(Source data)
§

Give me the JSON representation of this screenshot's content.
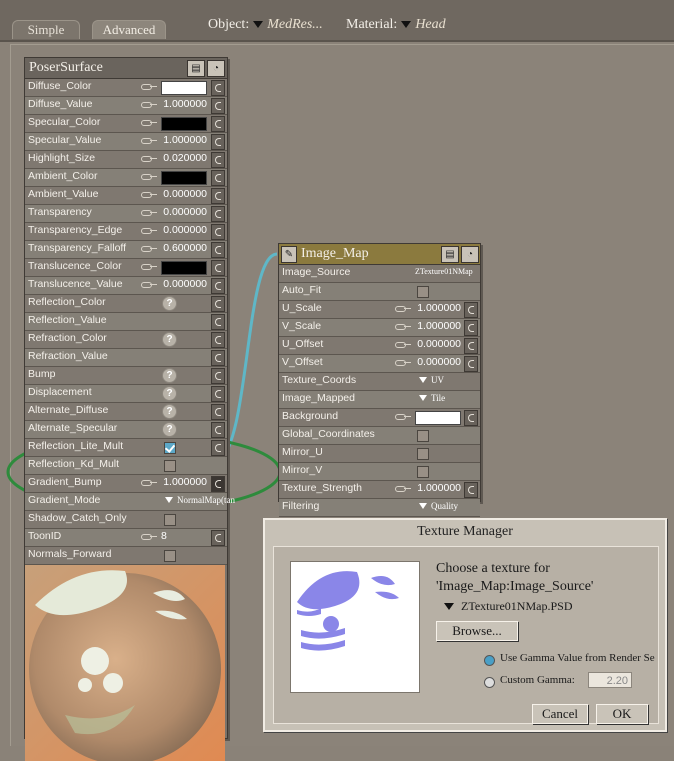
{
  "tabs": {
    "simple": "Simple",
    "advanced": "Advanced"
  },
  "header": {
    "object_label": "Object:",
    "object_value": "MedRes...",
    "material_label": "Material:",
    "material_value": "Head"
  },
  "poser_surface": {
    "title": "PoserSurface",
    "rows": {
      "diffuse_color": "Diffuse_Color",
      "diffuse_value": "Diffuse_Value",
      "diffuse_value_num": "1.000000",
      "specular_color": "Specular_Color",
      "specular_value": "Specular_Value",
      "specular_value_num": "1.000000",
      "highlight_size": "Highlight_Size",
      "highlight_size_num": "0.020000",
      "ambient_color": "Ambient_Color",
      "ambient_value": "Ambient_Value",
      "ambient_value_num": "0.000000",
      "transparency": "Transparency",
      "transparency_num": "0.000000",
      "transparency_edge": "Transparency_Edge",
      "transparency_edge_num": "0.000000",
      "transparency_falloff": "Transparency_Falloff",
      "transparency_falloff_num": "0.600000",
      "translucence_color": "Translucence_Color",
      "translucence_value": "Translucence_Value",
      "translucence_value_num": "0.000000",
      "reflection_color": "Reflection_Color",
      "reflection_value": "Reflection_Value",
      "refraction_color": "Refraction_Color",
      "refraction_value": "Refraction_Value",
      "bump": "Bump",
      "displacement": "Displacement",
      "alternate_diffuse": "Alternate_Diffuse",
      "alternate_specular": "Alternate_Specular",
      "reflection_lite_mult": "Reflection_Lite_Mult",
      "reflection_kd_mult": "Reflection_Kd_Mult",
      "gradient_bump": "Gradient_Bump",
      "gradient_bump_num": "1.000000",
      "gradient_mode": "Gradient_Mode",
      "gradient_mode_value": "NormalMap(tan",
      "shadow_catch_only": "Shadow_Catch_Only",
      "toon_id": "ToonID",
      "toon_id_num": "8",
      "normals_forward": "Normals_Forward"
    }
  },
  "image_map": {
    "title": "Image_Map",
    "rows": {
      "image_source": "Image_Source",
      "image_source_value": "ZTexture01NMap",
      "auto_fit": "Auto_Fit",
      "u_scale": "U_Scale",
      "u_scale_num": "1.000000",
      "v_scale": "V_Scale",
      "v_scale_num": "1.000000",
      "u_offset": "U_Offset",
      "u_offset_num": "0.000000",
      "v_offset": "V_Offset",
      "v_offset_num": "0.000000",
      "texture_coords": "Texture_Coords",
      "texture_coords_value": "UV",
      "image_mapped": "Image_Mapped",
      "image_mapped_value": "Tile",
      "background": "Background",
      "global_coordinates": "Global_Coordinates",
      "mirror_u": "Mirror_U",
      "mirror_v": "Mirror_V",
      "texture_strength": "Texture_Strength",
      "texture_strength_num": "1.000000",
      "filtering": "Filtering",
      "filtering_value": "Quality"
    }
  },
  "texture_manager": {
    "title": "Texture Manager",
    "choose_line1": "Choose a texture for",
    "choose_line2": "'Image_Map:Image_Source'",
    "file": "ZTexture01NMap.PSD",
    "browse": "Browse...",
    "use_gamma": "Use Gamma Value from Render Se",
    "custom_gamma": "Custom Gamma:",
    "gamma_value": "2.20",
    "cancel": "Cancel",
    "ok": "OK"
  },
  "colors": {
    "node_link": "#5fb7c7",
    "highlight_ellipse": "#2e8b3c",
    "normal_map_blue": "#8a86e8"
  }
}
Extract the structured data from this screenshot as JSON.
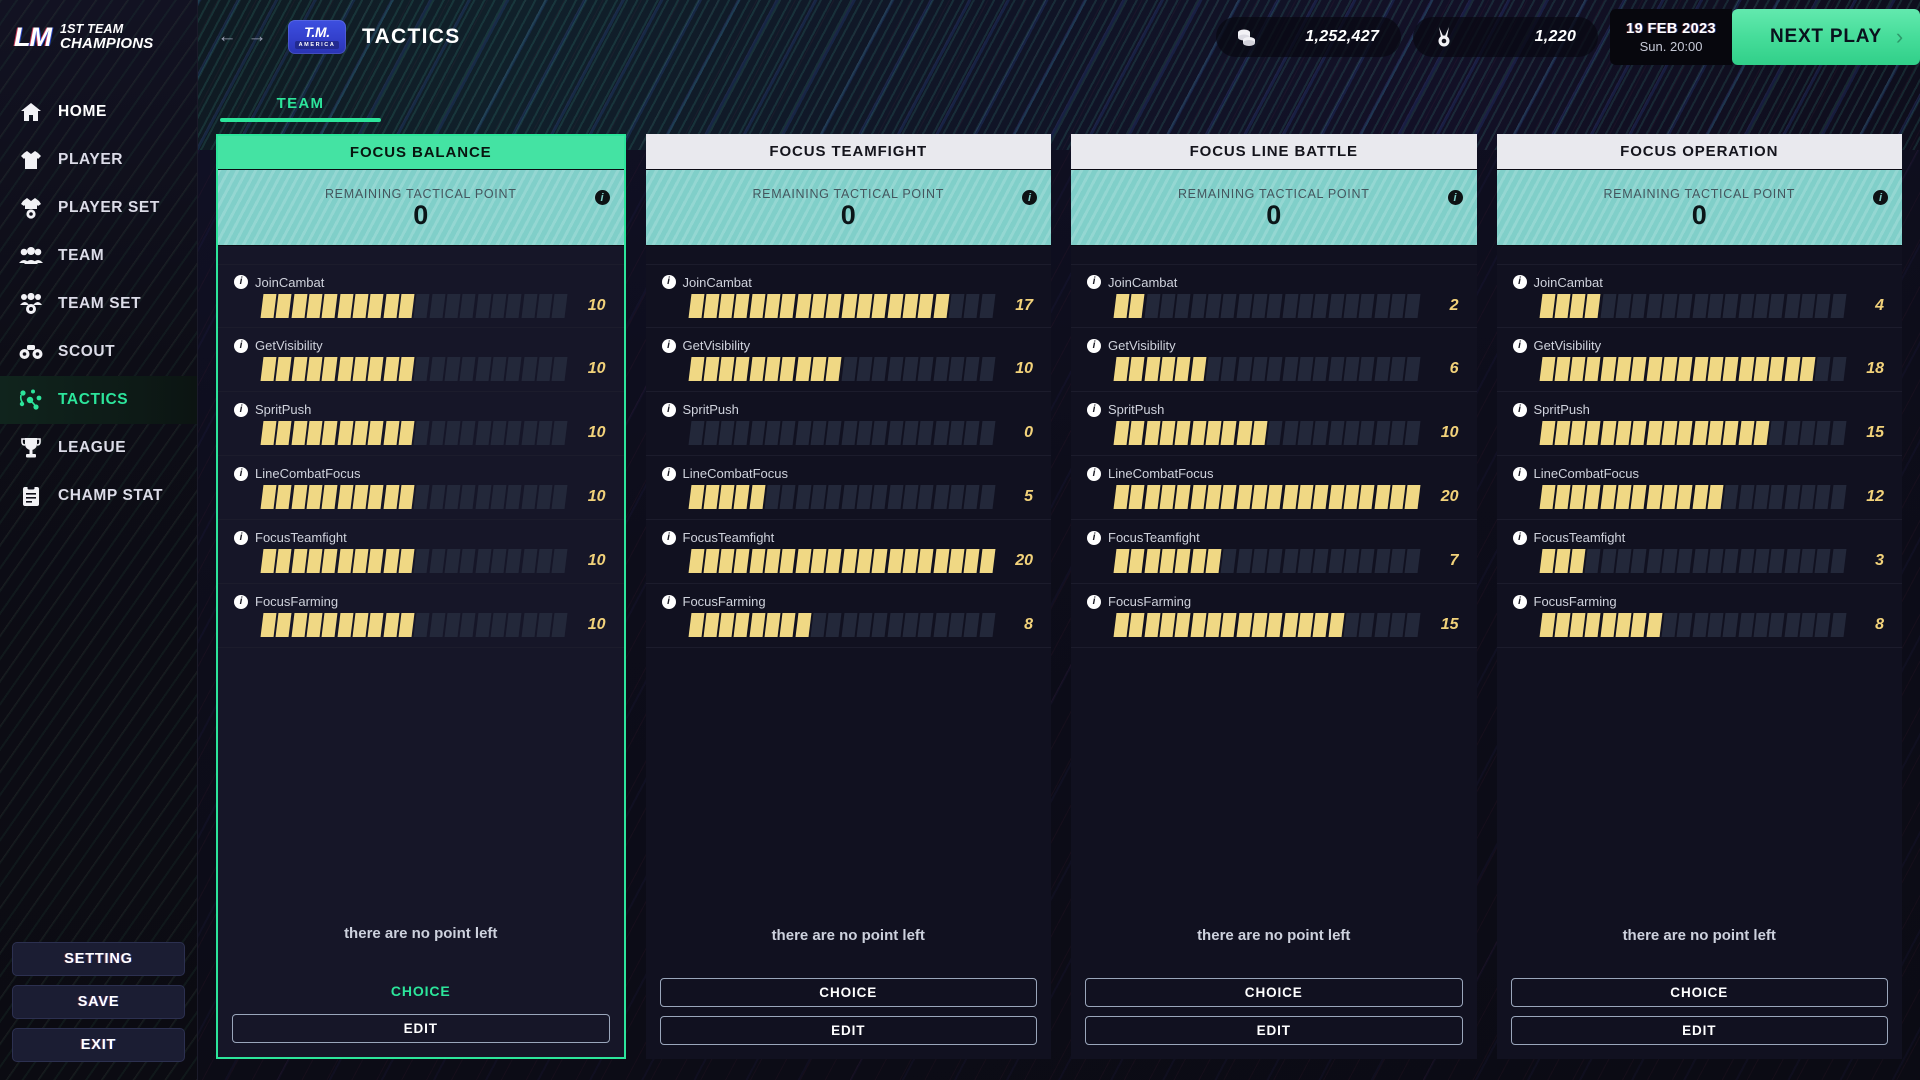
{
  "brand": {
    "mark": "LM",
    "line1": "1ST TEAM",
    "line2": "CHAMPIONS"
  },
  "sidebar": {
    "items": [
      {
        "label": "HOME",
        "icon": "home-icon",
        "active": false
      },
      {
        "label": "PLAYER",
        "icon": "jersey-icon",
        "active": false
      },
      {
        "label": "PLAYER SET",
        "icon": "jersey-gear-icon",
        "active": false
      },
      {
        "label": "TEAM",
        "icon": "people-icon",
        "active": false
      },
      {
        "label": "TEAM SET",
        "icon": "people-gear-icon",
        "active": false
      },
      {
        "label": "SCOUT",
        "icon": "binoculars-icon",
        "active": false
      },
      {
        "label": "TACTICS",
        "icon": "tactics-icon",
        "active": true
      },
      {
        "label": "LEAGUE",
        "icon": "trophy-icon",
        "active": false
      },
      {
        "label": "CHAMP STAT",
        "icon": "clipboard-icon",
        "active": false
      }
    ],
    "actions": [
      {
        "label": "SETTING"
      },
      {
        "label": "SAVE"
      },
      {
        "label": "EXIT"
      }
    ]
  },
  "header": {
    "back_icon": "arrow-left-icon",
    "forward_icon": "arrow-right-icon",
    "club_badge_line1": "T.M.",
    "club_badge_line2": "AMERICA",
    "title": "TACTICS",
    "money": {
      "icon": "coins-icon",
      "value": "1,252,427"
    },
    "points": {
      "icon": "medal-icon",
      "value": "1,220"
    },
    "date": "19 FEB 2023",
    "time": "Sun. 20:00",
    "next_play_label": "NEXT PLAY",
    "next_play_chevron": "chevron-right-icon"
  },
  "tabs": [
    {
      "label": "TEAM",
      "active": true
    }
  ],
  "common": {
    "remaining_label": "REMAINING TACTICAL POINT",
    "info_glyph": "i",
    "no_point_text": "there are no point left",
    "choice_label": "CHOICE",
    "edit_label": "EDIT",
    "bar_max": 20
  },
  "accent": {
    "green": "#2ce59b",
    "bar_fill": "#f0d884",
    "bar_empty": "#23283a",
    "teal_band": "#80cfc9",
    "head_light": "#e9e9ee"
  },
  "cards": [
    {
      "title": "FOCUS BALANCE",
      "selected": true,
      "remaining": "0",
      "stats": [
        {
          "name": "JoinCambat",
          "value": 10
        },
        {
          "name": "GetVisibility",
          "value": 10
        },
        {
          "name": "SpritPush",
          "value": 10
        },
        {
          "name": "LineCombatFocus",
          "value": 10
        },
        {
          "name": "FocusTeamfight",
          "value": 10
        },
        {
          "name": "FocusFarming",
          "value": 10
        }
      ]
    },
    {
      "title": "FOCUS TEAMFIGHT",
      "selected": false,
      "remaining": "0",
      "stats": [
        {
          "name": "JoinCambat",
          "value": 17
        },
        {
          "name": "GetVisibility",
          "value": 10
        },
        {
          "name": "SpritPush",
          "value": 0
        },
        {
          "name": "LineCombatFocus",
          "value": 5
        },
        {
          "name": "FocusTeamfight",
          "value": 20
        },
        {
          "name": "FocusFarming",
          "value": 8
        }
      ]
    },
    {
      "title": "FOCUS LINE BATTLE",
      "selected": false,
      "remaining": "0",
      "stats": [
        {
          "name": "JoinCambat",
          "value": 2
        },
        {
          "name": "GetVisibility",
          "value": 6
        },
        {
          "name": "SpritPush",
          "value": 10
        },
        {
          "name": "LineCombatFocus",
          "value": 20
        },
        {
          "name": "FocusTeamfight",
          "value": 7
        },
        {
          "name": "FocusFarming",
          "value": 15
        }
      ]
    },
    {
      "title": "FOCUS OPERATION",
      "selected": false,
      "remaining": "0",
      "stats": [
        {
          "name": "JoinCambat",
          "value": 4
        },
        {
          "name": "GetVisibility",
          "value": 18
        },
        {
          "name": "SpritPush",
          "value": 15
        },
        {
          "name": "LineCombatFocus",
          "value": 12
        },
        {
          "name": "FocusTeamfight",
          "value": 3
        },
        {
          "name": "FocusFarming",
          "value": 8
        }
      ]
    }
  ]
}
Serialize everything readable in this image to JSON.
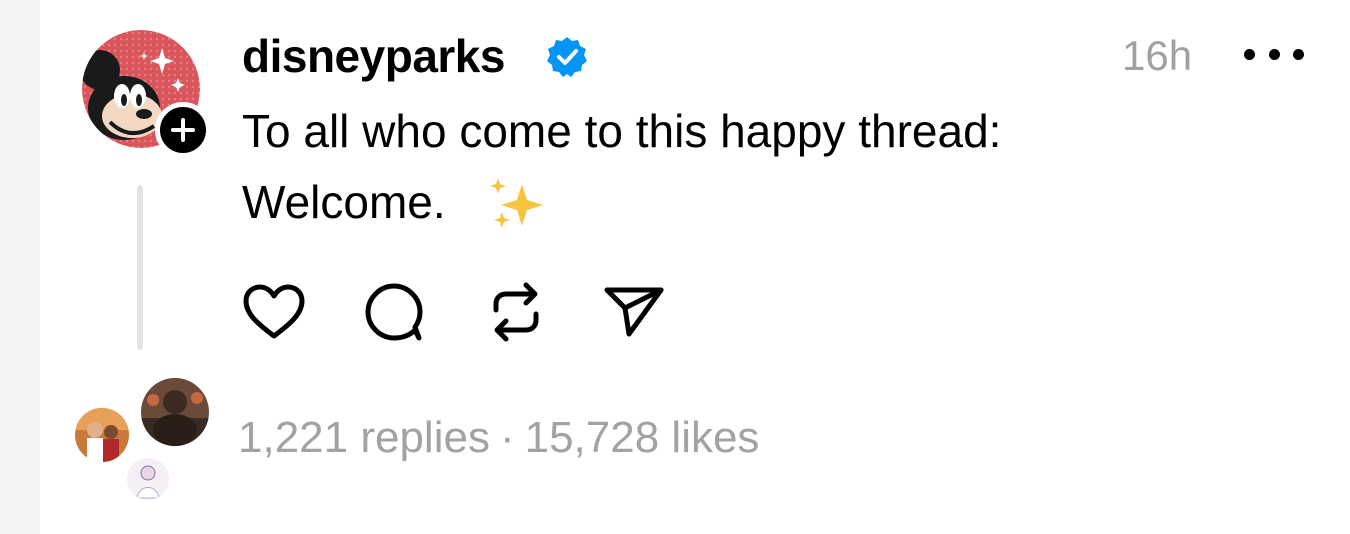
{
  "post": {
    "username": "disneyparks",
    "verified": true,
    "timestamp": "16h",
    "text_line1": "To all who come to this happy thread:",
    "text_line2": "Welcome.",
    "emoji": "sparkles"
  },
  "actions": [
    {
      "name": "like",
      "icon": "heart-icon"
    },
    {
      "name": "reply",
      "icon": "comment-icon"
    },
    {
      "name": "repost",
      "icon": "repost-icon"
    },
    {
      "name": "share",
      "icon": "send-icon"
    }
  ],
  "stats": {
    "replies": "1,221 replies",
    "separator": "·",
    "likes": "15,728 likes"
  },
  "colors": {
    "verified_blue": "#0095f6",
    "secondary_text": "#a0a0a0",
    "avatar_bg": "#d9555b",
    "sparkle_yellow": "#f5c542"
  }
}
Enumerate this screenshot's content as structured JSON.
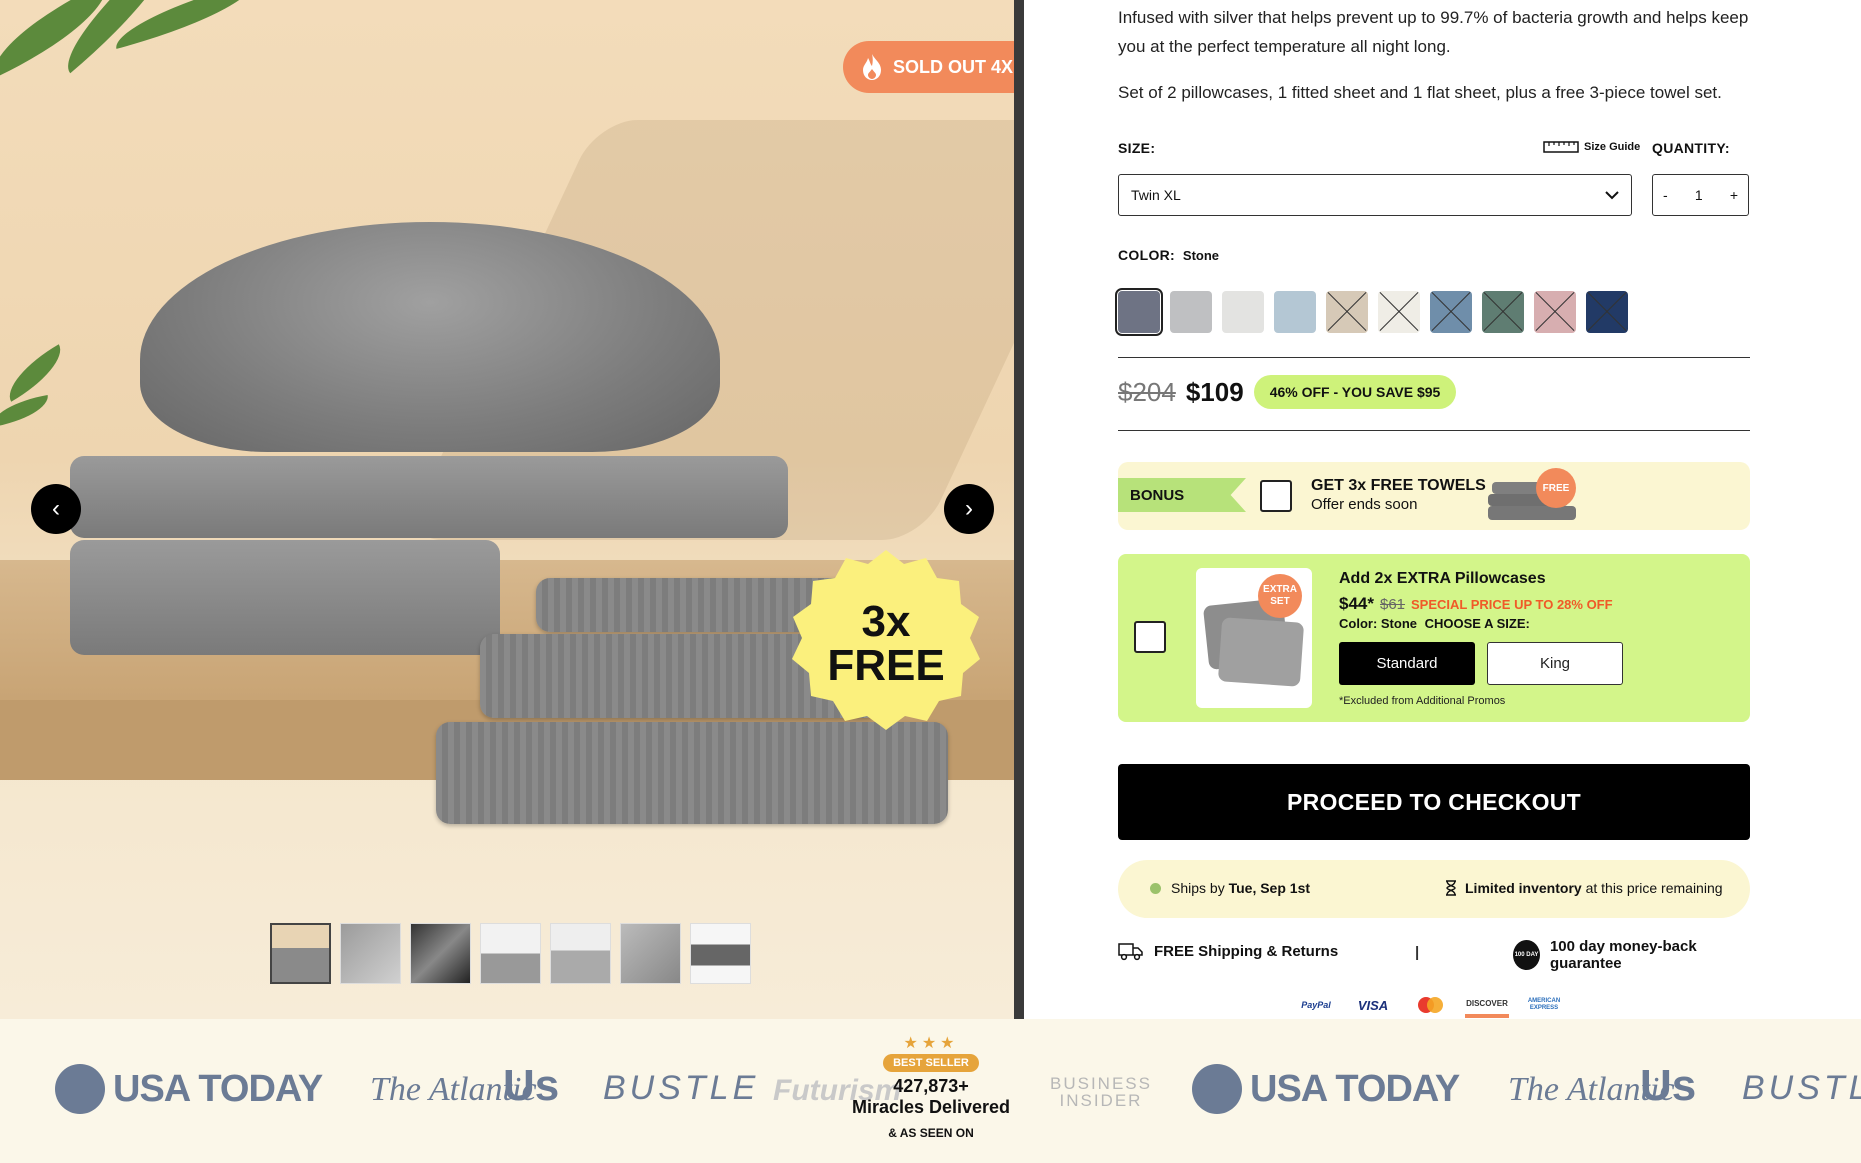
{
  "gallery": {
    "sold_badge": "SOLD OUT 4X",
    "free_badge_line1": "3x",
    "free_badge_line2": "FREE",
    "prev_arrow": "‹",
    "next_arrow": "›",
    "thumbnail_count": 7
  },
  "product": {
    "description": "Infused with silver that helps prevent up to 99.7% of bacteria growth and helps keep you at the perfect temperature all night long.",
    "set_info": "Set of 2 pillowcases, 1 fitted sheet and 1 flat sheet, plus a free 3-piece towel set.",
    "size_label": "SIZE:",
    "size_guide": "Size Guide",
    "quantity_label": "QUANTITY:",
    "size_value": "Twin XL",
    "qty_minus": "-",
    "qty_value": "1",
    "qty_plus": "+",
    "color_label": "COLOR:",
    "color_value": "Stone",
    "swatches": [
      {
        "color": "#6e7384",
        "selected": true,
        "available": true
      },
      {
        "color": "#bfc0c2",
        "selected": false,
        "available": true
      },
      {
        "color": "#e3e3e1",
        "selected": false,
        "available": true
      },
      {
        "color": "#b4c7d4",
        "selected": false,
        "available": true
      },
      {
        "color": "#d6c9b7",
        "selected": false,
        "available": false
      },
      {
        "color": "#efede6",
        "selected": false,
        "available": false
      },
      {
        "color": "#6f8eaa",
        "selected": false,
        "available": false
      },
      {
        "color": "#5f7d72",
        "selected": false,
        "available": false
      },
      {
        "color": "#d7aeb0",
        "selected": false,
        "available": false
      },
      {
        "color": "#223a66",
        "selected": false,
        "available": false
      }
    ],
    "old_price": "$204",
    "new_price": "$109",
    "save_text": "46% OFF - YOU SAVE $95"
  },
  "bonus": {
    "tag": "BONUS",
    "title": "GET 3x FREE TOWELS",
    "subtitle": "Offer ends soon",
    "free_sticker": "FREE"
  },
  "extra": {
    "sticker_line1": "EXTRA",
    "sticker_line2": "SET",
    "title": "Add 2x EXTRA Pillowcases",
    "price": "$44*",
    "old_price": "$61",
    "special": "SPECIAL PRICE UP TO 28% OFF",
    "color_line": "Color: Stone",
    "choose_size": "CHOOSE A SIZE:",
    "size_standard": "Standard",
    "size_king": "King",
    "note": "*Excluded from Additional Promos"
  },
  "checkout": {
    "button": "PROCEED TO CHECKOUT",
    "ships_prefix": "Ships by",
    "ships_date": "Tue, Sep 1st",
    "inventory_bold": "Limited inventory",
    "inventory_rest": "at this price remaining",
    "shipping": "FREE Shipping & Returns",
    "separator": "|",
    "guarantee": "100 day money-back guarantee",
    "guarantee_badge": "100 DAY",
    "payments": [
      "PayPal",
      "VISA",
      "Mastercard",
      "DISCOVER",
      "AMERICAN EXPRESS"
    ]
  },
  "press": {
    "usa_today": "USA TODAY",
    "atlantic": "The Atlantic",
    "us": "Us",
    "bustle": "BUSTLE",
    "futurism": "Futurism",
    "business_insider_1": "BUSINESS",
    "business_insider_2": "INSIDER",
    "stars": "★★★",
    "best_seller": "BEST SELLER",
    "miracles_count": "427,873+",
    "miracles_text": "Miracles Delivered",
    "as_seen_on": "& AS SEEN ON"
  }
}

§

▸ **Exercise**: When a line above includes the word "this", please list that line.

▸ **Output below**:
Give me the JSON representation of this screenshot's content.
Extract the structured data from this screenshot as JSON.
Serialize everything readable in this image to JSON.
    "text_line1": "To all who come to this happy thread:",
Enumerate this screenshot's content as structured JSON.
    "inventory_rest": "at this price remaining",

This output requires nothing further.